It’s hard to imagine as many freshly dug little graves side by side in a place that’s not a war zone — as there are right now in the Nigerian village of Yangalama.
Rabiu lost two children. At least 68 other boys and girls are buried alongside them, or one-third of the village’s children.
They began dying in January. For months the cause was a mystery, until local authorities, disturbed by the strange manner of the deaths, called in international medical agencies.
By March it was clear the problem was massive and widespread lead poisoning.
“These are months of fear and trepidation for this village,” Rabiu explained.
“You have either lost a child or your brother, or a friend, or someone close to you has lost a child.”
So far the U.S. Centers for Disease Control (CDC) estimates 163 people have died of lead poisoning across the region — 111 of them children.
Unwittingly, the villagers brought the lead into their own homes. Searching for gold in nearby mines, they took the metal ore home where it was smashed and processed in the village. The lead and other waste metals are released and discarded.
Unofficial mining is illegal but this region in northern Nigeria is rich in minerals and many people depend on it for their livelihoods.
But it seems this time miners struck a particularly toxic seam of metal ore.
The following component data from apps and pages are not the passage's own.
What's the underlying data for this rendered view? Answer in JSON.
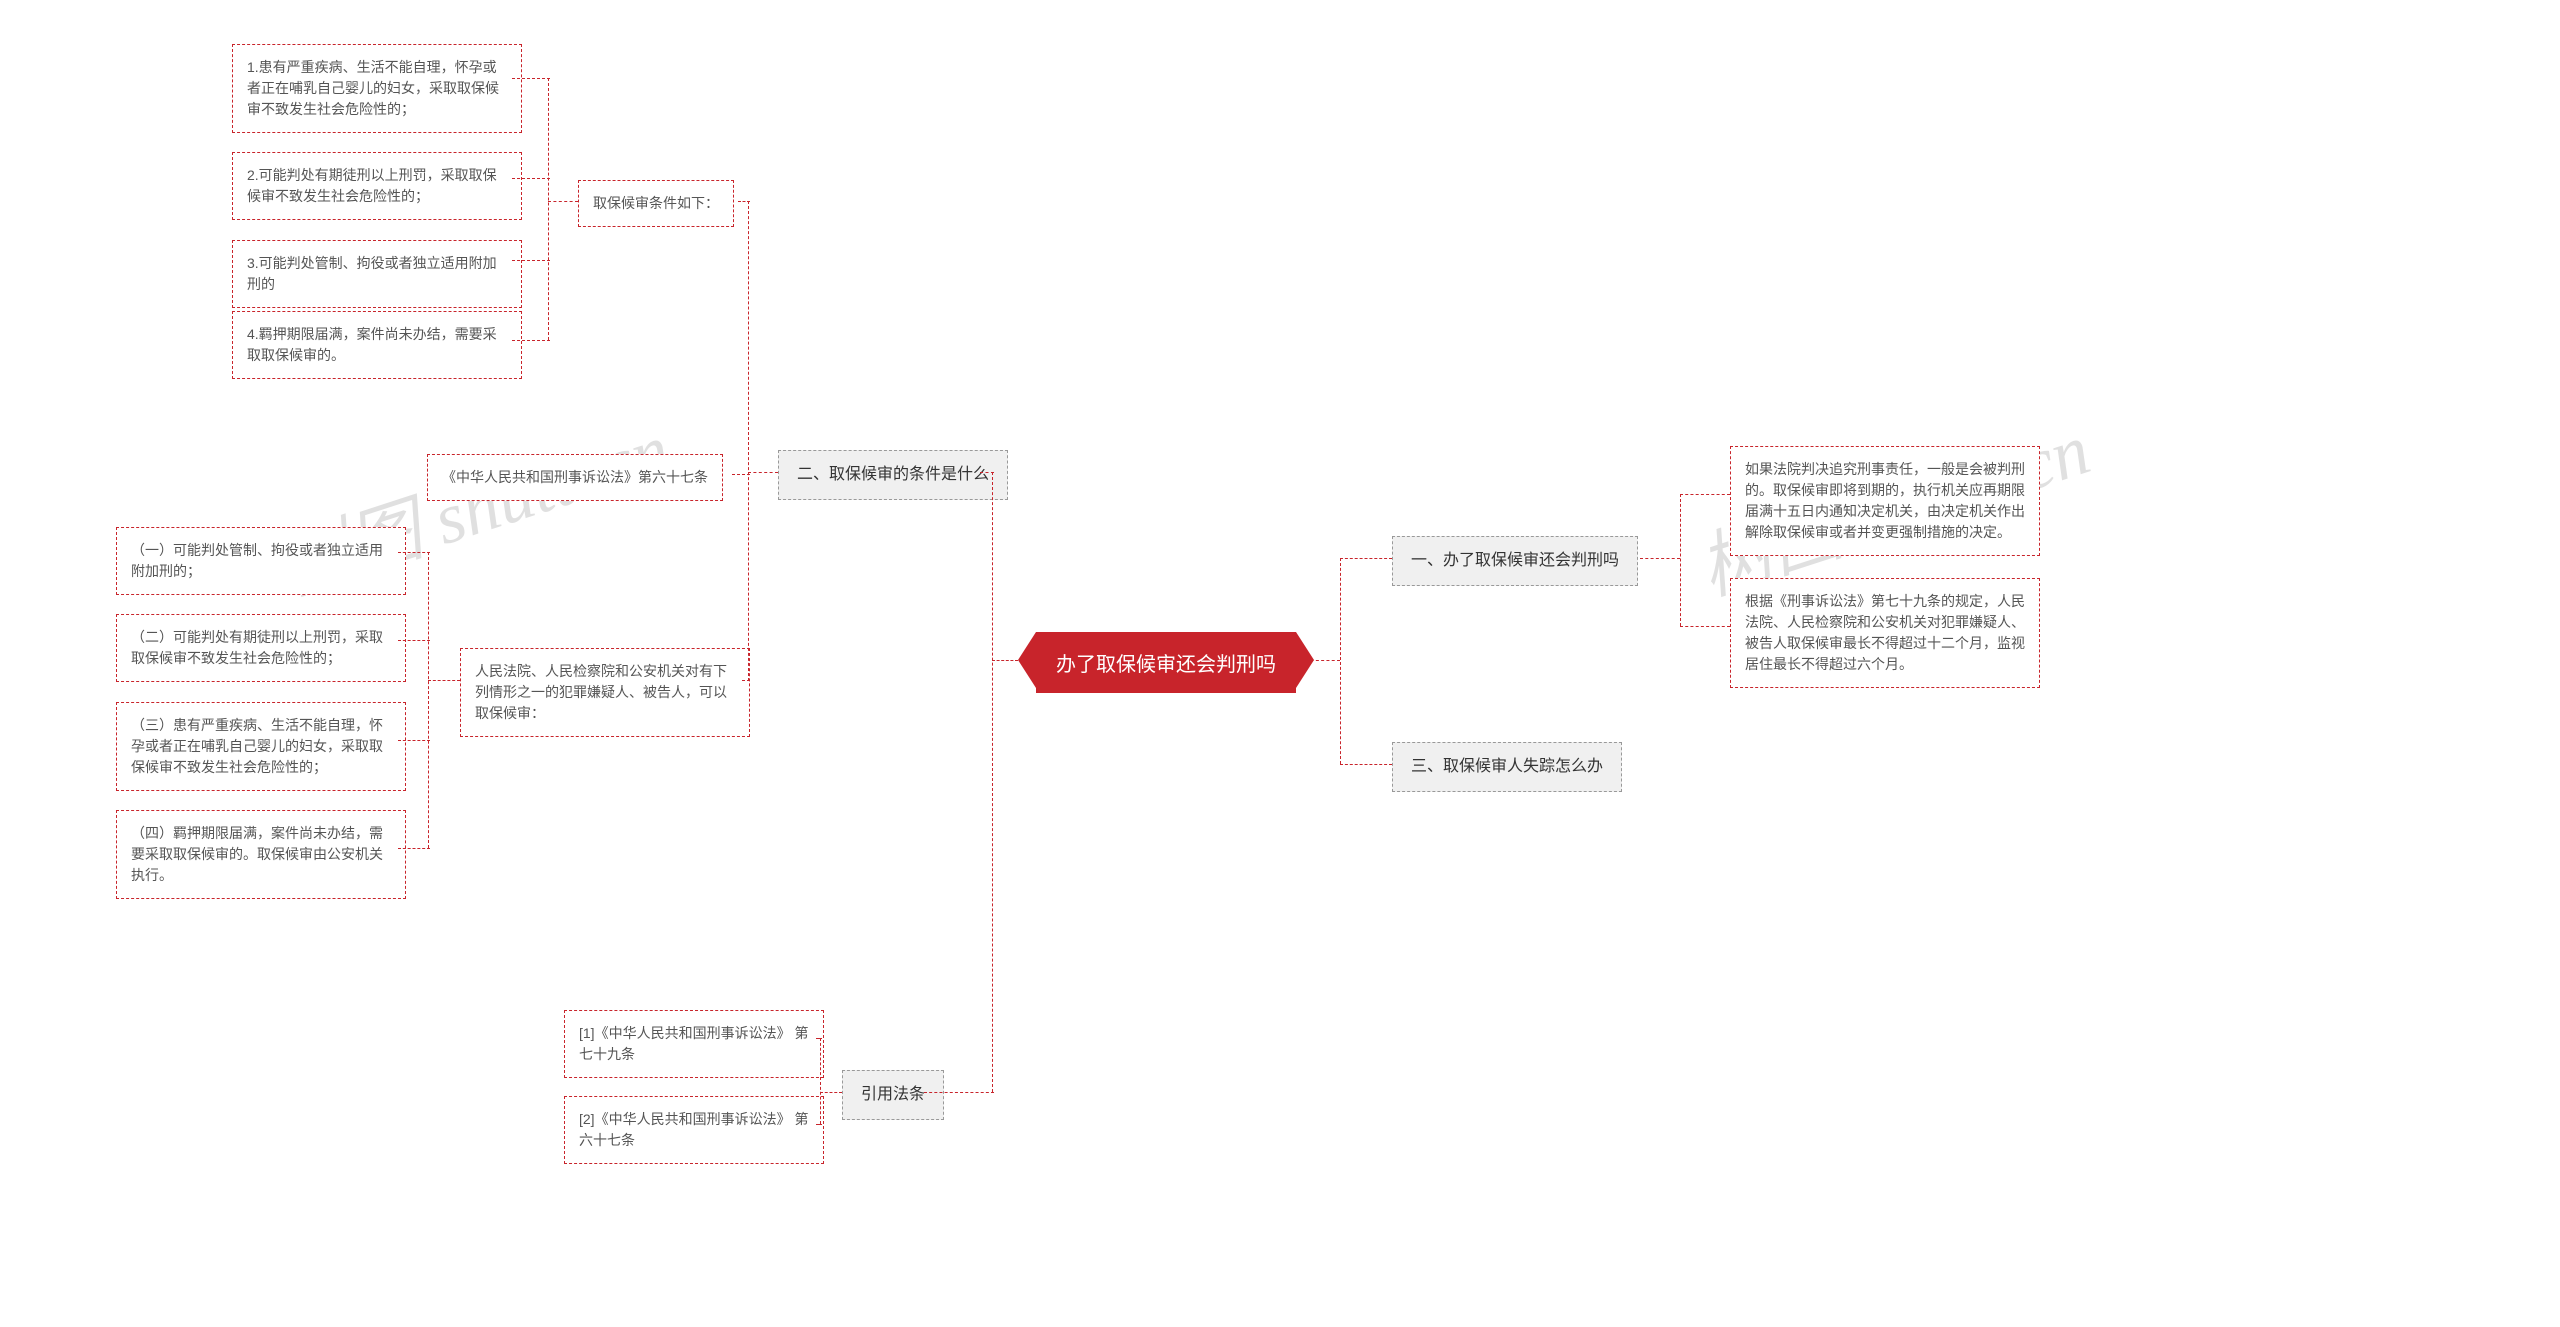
{
  "root": {
    "label": "办了取保候审还会判刑吗"
  },
  "right": {
    "b1": {
      "label": "一、办了取保候审还会判刑吗",
      "leaves": [
        "如果法院判决追究刑事责任，一般是会被判刑的。取保候审即将到期的，执行机关应再期限届满十五日内通知决定机关，由决定机关作出解除取保候审或者并变更强制措施的决定。",
        "根据《刑事诉讼法》第七十九条的规定，人民法院、人民检察院和公安机关对犯罪嫌疑人、被告人取保候审最长不得超过十二个月，监视居住最长不得超过六个月。"
      ]
    },
    "b2": {
      "label": "三、取保候审人失踪怎么办"
    }
  },
  "left": {
    "b_conditions": {
      "label": "二、取保候审的条件是什么",
      "sub_a": {
        "label": "取保候审条件如下：",
        "leaves": [
          "1.患有严重疾病、生活不能自理，怀孕或者正在哺乳自己婴儿的妇女，采取取保候审不致发生社会危险性的；",
          "2.可能判处有期徒刑以上刑罚，采取取保候审不致发生社会危险性的；",
          "3.可能判处管制、拘役或者独立适用附加刑的",
          "4.羁押期限届满，案件尚未办结，需要采取取保候审的。"
        ]
      },
      "sub_b": {
        "label": "《中华人民共和国刑事诉讼法》第六十七条"
      },
      "sub_c": {
        "label": "人民法院、人民检察院和公安机关对有下列情形之一的犯罪嫌疑人、被告人，可以取保候审：",
        "leaves": [
          "（一）可能判处管制、拘役或者独立适用附加刑的；",
          "（二）可能判处有期徒刑以上刑罚，采取取保候审不致发生社会危险性的；",
          "（三）患有严重疾病、生活不能自理，怀孕或者正在哺乳自己婴儿的妇女，采取取保候审不致发生社会危险性的；",
          "（四）羁押期限届满，案件尚未办结，需要采取取保候审的。取保候审由公安机关执行。"
        ]
      }
    },
    "b_cite": {
      "label": "引用法条",
      "leaves": [
        "[1]《中华人民共和国刑事诉讼法》 第七十九条",
        "[2]《中华人民共和国刑事诉讼法》 第六十七条"
      ]
    }
  },
  "watermarks": [
    "树图 shutu.cn",
    "树图 shutu.cn"
  ]
}
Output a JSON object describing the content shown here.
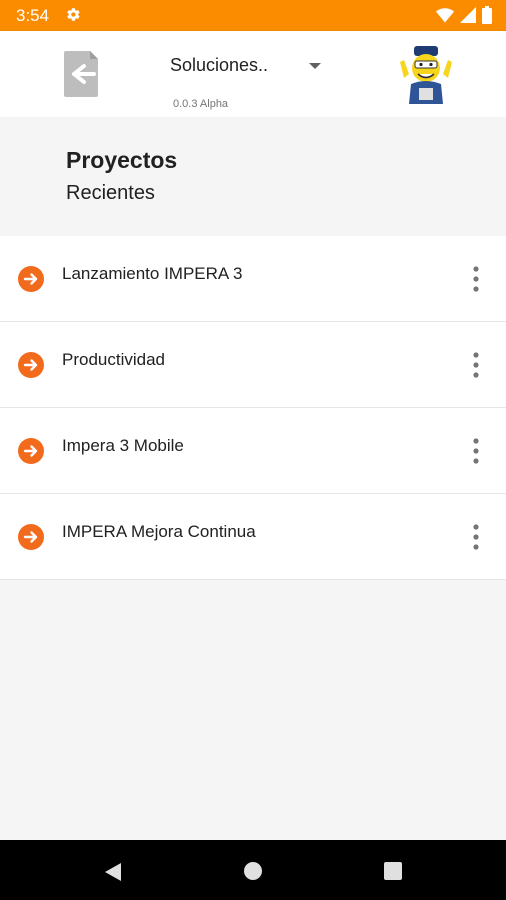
{
  "status_bar": {
    "time": "3:54",
    "color": "#fb8c00"
  },
  "app_bar": {
    "title": "Soluciones..",
    "version": "0.0.3 Alpha"
  },
  "section": {
    "title": "Proyectos",
    "subtitle": "Recientes"
  },
  "projects": [
    {
      "label": "Lanzamiento IMPERA 3"
    },
    {
      "label": "Productividad"
    },
    {
      "label": "Impera 3 Mobile"
    },
    {
      "label": "IMPERA Mejora Continua"
    }
  ],
  "icons": {
    "item": "arrow-circle-right-icon",
    "menu": "more-vertical-icon",
    "back": "exit-to-app-icon"
  },
  "accent_color": "#f26b1d"
}
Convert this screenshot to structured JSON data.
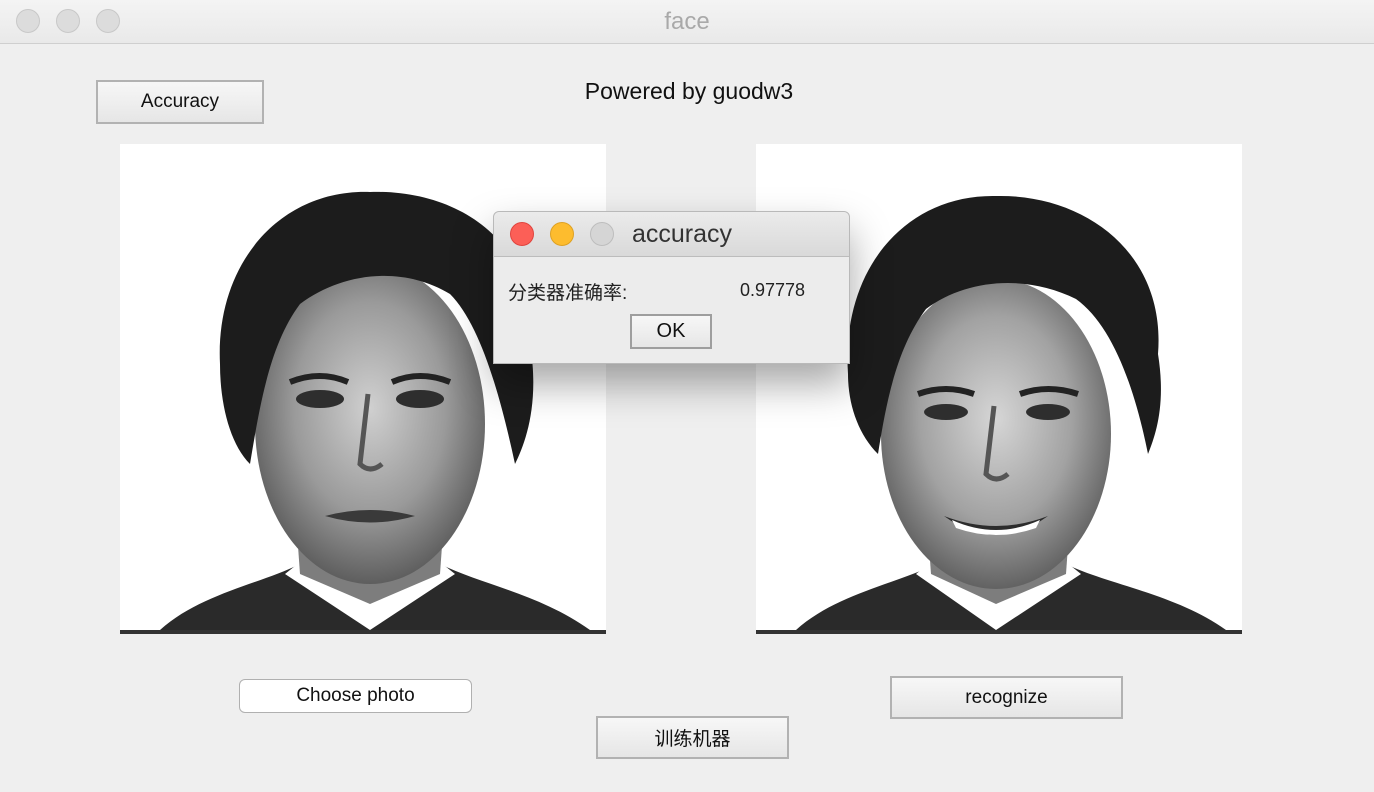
{
  "window": {
    "title": "face"
  },
  "toolbar": {
    "accuracy_label": "Accuracy"
  },
  "header": {
    "caption": "Powered by guodw3"
  },
  "buttons": {
    "choose_photo": "Choose photo",
    "recognize": "recognize",
    "train": "训练机器"
  },
  "dialog": {
    "title": "accuracy",
    "label": "分类器准确率:",
    "value": "0.97778",
    "ok_label": "OK"
  }
}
Young children, laying in the dust and sleeping on the bags used to carry the metal ore, are the most susceptible.
The CDC is calling the scale of the problem “unprecedented in the CDC’s work with lead poisoning worldwide.”
Medical authorities have since moved many of the most urgent cases to a nearby hospital, where Medecins Sans Frontieres and the World Health Organization are providing treatment.
More than 50 children are being treated with a medicine that binds itself to lead in the bloodstream so it can be released as urine.
They are expecting 50 more children in the next few weeks.
“[With] some of the initial samples that were taken and sent off for testing in Europe we’re finding some levels over 300, which is just quite shocking for people who would normally treat levels under 10,” explains Dr. Jenny McKinsey, an MSF medical officer.
But mining in the region continues and many people remain in some of the worst affected villages.
The Blacksmith Institute — a global leader in pollution clean-up operations — is trying to remove the highly toxic topsoil in some of the villages. But with the onset of the rainy season it’s a race against time, as the rains make many of the roads impassable and spread the lead throughout the area.
“We are moving quickly to avert a catastrophe as the rainy season approaches,” they warn in a statement.
But at the hospital, the doctors remain cautiously optimistic. “Yes, we’re hoping to stop the acute poisoning,” explained McKinsey.
“As for how low we can get the levels no-one seems to know. We’ve been speaking with specialist toxicologists around the world, getting their opinions and they’re all very interested and waiting to see what will happen.”
But as Rabiu Mohammed closes the wire gate to the graveyard and takes the short walk home — this place is poisoned forever.